> Input records

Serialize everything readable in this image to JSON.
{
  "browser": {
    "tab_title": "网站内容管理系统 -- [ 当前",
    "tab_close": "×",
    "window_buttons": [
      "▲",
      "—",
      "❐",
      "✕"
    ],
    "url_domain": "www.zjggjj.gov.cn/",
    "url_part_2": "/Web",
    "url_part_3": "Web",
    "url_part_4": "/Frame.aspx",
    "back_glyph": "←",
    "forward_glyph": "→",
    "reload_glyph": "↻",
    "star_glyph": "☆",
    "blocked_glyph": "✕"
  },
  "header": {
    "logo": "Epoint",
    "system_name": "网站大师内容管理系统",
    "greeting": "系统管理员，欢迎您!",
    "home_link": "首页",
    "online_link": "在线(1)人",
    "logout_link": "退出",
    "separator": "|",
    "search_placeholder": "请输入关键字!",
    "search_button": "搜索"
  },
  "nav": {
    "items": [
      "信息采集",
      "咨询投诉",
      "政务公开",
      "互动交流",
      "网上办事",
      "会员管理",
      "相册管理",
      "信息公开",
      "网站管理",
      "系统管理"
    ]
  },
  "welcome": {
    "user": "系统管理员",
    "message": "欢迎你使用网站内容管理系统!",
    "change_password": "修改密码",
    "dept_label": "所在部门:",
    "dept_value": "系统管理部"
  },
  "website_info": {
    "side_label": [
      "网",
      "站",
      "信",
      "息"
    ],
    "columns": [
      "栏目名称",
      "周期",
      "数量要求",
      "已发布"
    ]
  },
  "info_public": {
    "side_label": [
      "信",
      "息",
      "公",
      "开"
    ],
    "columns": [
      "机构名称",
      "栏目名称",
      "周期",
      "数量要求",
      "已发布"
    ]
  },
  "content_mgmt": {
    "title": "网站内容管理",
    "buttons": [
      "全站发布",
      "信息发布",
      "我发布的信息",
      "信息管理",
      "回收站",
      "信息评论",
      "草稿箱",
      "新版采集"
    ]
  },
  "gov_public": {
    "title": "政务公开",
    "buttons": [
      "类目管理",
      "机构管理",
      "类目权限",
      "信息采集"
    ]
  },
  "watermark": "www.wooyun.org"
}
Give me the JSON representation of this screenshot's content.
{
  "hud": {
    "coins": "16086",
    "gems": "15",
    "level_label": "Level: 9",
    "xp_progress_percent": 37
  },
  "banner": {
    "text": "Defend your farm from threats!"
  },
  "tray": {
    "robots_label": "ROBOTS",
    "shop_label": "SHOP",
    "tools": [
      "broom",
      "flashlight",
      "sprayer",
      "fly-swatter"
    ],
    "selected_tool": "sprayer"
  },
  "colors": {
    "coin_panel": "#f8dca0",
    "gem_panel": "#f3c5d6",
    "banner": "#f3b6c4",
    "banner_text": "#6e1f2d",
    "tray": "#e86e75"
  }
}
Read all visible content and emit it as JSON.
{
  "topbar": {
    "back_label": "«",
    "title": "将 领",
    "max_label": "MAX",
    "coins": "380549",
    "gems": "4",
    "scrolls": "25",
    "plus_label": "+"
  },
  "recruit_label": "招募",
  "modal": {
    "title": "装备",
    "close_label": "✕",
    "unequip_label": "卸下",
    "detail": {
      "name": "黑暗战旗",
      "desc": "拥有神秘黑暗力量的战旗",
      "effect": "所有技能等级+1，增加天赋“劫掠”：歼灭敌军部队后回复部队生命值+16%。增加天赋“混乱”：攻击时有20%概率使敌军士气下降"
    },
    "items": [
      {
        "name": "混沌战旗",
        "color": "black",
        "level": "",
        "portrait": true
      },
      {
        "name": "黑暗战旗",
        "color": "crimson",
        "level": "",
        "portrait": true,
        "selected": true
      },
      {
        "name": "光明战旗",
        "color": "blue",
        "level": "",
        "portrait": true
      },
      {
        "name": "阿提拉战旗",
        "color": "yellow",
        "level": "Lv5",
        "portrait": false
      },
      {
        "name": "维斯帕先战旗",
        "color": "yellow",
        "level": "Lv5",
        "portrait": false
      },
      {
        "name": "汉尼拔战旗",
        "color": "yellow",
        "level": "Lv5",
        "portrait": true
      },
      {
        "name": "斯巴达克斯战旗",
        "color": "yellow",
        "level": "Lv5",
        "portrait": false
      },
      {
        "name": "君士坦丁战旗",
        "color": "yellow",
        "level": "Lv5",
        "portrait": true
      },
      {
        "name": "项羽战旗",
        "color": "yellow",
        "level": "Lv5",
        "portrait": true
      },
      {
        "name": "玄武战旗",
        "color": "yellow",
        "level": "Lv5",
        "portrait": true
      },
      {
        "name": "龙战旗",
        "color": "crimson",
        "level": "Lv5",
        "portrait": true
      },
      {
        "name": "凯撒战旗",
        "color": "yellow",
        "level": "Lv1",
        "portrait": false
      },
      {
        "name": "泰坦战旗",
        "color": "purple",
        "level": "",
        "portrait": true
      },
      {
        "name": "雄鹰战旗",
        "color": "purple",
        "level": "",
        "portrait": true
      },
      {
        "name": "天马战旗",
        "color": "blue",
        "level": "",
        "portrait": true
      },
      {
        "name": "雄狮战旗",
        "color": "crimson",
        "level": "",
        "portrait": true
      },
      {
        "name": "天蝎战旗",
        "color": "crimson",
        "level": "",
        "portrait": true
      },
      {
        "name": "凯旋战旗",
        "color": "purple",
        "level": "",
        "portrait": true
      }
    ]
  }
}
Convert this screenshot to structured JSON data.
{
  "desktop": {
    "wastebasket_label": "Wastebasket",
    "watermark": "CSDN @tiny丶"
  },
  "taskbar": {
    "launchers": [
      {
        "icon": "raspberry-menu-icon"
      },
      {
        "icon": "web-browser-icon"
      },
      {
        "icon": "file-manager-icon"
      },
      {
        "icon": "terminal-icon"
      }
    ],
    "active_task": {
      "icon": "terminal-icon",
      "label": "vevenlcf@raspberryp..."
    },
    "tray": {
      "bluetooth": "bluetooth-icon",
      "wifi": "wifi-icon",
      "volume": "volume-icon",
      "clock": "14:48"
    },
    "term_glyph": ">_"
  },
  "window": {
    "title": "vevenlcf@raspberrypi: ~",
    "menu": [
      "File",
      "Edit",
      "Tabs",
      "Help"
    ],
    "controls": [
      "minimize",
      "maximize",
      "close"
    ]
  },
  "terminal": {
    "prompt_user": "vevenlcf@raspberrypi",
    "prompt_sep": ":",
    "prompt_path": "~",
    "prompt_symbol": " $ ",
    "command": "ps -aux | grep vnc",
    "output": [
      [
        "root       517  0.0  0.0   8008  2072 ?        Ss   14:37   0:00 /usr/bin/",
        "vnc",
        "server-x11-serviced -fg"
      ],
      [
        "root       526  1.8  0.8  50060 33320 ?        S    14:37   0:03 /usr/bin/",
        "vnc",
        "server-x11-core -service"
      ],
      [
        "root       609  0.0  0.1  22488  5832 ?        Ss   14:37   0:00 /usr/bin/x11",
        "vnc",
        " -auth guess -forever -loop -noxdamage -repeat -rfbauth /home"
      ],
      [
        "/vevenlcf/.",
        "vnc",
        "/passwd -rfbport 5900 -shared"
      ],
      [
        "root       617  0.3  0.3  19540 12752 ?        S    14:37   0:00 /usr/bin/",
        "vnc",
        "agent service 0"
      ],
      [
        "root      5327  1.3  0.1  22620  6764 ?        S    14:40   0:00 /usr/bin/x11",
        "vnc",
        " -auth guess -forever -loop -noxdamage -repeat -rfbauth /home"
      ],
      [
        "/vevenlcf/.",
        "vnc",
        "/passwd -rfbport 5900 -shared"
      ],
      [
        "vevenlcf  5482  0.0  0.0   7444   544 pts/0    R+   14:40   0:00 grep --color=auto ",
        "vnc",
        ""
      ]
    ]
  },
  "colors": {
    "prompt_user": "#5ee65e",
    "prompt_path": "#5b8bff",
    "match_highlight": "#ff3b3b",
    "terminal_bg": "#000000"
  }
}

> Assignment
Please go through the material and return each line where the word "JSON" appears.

> Expected answer
Serialize everything readable in this image to JSON.
Give me the JSON representation of this screenshot's content.
Read all visible content and emit it as JSON.
Convert this screenshot to structured JSON data.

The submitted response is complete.